## EXERCISE REQUIREMENTS:
Your reply should be the full listing, copied exactly.

Top of MATERIAL SHOWN

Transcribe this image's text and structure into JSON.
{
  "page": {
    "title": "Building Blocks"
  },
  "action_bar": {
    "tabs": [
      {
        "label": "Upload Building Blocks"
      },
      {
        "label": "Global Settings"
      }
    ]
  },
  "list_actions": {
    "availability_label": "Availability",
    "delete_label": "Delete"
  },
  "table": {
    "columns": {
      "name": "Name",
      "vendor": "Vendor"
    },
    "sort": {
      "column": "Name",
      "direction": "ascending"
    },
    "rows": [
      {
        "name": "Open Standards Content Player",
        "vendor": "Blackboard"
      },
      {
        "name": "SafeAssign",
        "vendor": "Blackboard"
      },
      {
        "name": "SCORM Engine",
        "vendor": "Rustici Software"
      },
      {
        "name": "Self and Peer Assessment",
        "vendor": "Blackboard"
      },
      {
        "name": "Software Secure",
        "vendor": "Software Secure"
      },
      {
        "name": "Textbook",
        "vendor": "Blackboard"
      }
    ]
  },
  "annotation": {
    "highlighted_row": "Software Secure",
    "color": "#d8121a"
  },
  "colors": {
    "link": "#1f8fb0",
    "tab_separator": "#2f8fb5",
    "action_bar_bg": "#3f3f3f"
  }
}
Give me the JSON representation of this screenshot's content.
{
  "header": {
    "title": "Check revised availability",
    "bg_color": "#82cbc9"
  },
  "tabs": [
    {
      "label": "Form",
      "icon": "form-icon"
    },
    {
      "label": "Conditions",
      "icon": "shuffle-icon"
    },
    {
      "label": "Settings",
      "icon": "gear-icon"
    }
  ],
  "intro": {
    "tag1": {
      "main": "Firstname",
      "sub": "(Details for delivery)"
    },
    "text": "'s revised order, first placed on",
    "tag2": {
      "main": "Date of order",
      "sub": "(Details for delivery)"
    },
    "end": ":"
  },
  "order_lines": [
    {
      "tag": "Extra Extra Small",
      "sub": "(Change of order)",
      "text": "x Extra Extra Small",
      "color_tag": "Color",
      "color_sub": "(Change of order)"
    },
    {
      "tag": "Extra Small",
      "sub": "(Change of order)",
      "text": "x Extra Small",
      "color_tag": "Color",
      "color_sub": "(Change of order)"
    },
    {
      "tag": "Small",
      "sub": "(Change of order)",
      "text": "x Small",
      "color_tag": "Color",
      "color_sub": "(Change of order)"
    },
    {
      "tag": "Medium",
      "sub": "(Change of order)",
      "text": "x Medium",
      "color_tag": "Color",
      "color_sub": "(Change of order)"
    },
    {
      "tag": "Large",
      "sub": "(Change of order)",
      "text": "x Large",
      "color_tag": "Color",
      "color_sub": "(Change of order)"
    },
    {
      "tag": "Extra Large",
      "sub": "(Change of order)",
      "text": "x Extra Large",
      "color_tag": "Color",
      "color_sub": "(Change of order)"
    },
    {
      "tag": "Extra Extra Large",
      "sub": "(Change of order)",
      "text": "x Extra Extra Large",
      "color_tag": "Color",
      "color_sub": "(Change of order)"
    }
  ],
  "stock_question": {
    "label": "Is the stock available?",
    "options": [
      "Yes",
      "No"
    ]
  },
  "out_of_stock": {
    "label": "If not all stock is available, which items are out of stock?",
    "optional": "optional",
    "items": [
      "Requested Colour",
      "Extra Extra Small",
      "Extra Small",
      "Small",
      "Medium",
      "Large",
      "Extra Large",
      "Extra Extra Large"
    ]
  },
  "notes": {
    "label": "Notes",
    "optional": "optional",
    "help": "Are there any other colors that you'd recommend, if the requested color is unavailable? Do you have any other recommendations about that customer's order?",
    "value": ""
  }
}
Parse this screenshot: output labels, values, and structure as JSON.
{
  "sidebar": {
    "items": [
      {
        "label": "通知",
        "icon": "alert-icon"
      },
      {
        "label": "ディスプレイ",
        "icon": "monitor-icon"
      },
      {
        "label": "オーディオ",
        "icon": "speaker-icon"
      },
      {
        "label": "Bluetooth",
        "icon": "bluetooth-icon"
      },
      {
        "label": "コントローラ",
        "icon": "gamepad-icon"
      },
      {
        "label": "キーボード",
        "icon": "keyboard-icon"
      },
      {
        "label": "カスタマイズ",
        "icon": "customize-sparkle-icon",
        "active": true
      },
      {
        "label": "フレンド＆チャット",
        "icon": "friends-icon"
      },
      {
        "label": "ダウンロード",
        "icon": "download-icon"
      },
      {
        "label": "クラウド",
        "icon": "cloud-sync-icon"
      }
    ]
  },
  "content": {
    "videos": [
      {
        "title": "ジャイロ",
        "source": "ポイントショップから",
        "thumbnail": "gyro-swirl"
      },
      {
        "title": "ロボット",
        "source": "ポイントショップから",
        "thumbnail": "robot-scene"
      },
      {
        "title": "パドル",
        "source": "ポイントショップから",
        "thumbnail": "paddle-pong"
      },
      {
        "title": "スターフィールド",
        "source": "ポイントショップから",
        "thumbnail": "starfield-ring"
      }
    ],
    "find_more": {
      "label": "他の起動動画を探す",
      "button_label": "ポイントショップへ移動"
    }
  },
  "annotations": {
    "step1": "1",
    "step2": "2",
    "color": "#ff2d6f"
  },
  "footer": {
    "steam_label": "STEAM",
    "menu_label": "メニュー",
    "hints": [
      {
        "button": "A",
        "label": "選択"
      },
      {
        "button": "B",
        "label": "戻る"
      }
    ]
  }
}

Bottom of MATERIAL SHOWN

## TASK OUTPUT:
Transcribe this image's text and structure into JSON.
{
  "page": {
    "title": "Building Blocks"
  },
  "action_bar": {
    "tabs": [
      {
        "label": "Upload Building Blocks"
      },
      {
        "label": "Global Settings"
      }
    ]
  },
  "list_actions": {
    "availability_label": "Availability",
    "delete_label": "Delete"
  },
  "table": {
    "columns": {
      "name": "Name",
      "vendor": "Vendor"
    },
    "sort": {
      "column": "Name",
      "direction": "ascending"
    },
    "rows": [
      {
        "name": "Open Standards Content Player",
        "vendor": "Blackboard"
      },
      {
        "name": "SafeAssign",
        "vendor": "Blackboard"
      },
      {
        "name": "SCORM Engine",
        "vendor": "Rustici Software"
      },
      {
        "name": "Self and Peer Assessment",
        "vendor": "Blackboard"
      },
      {
        "name": "Software Secure",
        "vendor": "Software Secure"
      },
      {
        "name": "Textbook",
        "vendor": "Blackboard"
      }
    ]
  },
  "annotation": {
    "highlighted_row": "Software Secure",
    "color": "#d8121a"
  },
  "colors": {
    "link": "#1f8fb0",
    "tab_separator": "#2f8fb5",
    "action_bar_bg": "#3f3f3f"
  }
}
Give me the JSON representation of this screenshot's content.
{
  "header": {
    "title": "Check revised availability",
    "bg_color": "#82cbc9"
  },
  "tabs": [
    {
      "label": "Form",
      "icon": "form-icon"
    },
    {
      "label": "Conditions",
      "icon": "shuffle-icon"
    },
    {
      "label": "Settings",
      "icon": "gear-icon"
    }
  ],
  "intro": {
    "tag1": {
      "main": "Firstname",
      "sub": "(Details for delivery)"
    },
    "text": "'s revised order, first placed on",
    "tag2": {
      "main": "Date of order",
      "sub": "(Details for delivery)"
    },
    "end": ":"
  },
  "order_lines": [
    {
      "tag": "Extra Extra Small",
      "sub": "(Change of order)",
      "text": "x Extra Extra Small",
      "color_tag": "Color",
      "color_sub": "(Change of order)"
    },
    {
      "tag": "Extra Small",
      "sub": "(Change of order)",
      "text": "x Extra Small",
      "color_tag": "Color",
      "color_sub": "(Change of order)"
    },
    {
      "tag": "Small",
      "sub": "(Change of order)",
      "text": "x Small",
      "color_tag": "Color",
      "color_sub": "(Change of order)"
    },
    {
      "tag": "Medium",
      "sub": "(Change of order)",
      "text": "x Medium",
      "color_tag": "Color",
      "color_sub": "(Change of order)"
    },
    {
      "tag": "Large",
      "sub": "(Change of order)",
      "text": "x Large",
      "color_tag": "Color",
      "color_sub": "(Change of order)"
    },
    {
      "tag": "Extra Large",
      "sub": "(Change of order)",
      "text": "x Extra Large",
      "color_tag": "Color",
      "color_sub": "(Change of order)"
    },
    {
      "tag": "Extra Extra Large",
      "sub": "(Change of order)",
      "text": "x Extra Extra Large",
      "color_tag": "Color",
      "color_sub": "(Change of order)"
    }
  ],
  "stock_question": {
    "label": "Is the stock available?",
    "options": [
      "Yes",
      "No"
    ]
  },
  "out_of_stock": {
    "label": "If not all stock is available, which items are out of stock?",
    "optional": "optional",
    "items": [
      "Requested Colour",
      "Extra Extra Small",
      "Extra Small",
      "Small",
      "Medium",
      "Large",
      "Extra Large",
      "Extra Extra Large"
    ]
  },
  "notes": {
    "label": "Notes",
    "optional": "optional",
    "help": "Are there any other colors that you'd recommend, if the requested color is unavailable? Do you have any other recommendations about that customer's order?",
    "value": ""
  }
}
Parse this screenshot: output labels, values, and structure as JSON.
{
  "sidebar": {
    "items": [
      {
        "label": "通知",
        "icon": "alert-icon"
      },
      {
        "label": "ディスプレイ",
        "icon": "monitor-icon"
      },
      {
        "label": "オーディオ",
        "icon": "speaker-icon"
      },
      {
        "label": "Bluetooth",
        "icon": "bluetooth-icon"
      },
      {
        "label": "コントローラ",
        "icon": "gamepad-icon"
      },
      {
        "label": "キーボード",
        "icon": "keyboard-icon"
      },
      {
        "label": "カスタマイズ",
        "icon": "customize-sparkle-icon",
        "active": true
      },
      {
        "label": "フレンド＆チャット",
        "icon": "friends-icon"
      },
      {
        "label": "ダウンロード",
        "icon": "download-icon"
      },
      {
        "label": "クラウド",
        "icon": "cloud-sync-icon"
      }
    ]
  },
  "content": {
    "videos": [
      {
        "title": "ジャイロ",
        "source": "ポイントショップから",
        "thumbnail": "gyro-swirl"
      },
      {
        "title": "ロボット",
        "source": "ポイントショップから",
        "thumbnail": "robot-scene"
      },
      {
        "title": "パドル",
        "source": "ポイントショップから",
        "thumbnail": "paddle-pong"
      },
      {
        "title": "スターフィールド",
        "source": "ポイントショップから",
        "thumbnail": "starfield-ring"
      }
    ],
    "find_more": {
      "label": "他の起動動画を探す",
      "button_label": "ポイントショップへ移動"
    }
  },
  "annotations": {
    "step1": "1",
    "step2": "2",
    "color": "#ff2d6f"
  },
  "footer": {
    "steam_label": "STEAM",
    "menu_label": "メニュー",
    "hints": [
      {
        "button": "A",
        "label": "選択"
      },
      {
        "button": "B",
        "label": "戻る"
      }
    ]
  }
}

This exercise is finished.